Some scans find differences in the ratio of grey (functional) to white (supporting)
brain tissue. Some of ... illness like to blame the brain, not the mind, as it implies
that their problem lies beyond their consciousness and so beyond their control.
Author: David Adam
Publisher: Sarah Crichton Books

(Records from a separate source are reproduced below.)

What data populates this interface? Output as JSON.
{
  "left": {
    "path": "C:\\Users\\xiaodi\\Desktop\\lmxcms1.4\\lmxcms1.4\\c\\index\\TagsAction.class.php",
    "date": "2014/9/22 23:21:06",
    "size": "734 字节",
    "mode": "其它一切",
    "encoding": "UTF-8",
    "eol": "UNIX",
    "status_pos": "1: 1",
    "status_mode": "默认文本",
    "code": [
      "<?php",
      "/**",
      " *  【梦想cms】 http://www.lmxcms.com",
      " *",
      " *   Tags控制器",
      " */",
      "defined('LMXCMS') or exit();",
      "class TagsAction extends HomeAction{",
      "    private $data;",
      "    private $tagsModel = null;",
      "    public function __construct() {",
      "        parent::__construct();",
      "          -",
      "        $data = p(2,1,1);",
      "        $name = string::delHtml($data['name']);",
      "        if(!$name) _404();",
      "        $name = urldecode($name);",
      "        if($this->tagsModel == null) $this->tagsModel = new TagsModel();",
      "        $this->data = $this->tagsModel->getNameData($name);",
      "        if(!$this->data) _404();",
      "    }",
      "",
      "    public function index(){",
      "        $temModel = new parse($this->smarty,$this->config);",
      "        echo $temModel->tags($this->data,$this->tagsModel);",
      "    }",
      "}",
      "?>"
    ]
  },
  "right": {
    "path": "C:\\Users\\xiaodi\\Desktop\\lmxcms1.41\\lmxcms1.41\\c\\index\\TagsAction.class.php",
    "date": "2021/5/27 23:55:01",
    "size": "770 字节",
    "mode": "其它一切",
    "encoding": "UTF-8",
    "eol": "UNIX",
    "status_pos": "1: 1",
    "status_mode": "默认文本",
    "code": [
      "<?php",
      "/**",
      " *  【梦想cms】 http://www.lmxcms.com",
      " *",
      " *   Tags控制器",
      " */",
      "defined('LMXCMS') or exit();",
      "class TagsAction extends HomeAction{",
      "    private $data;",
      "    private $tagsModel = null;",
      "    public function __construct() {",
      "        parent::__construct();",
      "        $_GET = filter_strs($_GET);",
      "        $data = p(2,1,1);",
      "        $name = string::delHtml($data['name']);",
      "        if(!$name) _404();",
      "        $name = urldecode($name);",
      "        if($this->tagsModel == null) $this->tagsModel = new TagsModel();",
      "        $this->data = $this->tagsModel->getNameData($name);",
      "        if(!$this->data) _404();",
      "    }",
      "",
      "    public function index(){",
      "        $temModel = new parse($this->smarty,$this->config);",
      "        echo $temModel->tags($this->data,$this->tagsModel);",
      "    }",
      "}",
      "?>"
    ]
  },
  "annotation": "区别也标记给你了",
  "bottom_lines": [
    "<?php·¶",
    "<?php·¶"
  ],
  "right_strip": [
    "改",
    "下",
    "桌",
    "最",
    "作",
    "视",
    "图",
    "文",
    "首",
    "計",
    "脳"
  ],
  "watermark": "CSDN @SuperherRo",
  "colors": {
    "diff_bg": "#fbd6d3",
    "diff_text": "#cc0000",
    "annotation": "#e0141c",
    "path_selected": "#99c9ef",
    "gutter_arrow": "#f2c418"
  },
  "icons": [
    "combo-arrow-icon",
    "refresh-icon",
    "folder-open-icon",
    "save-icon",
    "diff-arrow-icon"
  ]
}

An intimate look at the power of intrusive thoughts, how our brains can turn against us, and living with obsessive compulsive disorder Have you ever had a strange urge to jump from a tall building or steer your car into oncoming traffic? You are not alone. In this captivating fusion of science, history, and personal memoir, David Adam explores the weird thoughts that exist within every mind, and how they drive millions of us toward obsession and compulsion. Adam, an editor at Nature and an accomplished science writer, has suffered from obsessive-compulsive disorder for twenty years, and The Man Who Couldn't Stop is his unflinchingly honest attempt to understand the condition and his experiences. What might lead an Ethiopian schoolgirl to eat a wall of her house, piece by piece, or a pair of brothers to die beneath an avalanche of household junk that they had compulsively hoarded? At what point does a harmless idea, a snowflake in a clear summer sky, become a blinding blizzard of unwanted thoughts? Drawing on the latest research on the brain, as well as historical accounts of patients and their treatments, this is a book that will challenge the way you think about what is normal and what is mental illness. Told with fierce clarity, humor, and urgent lyricism, this extraordinary book is both the haunting story of a personal nightmare and a fascinating doorway into the darkest corners of our minds.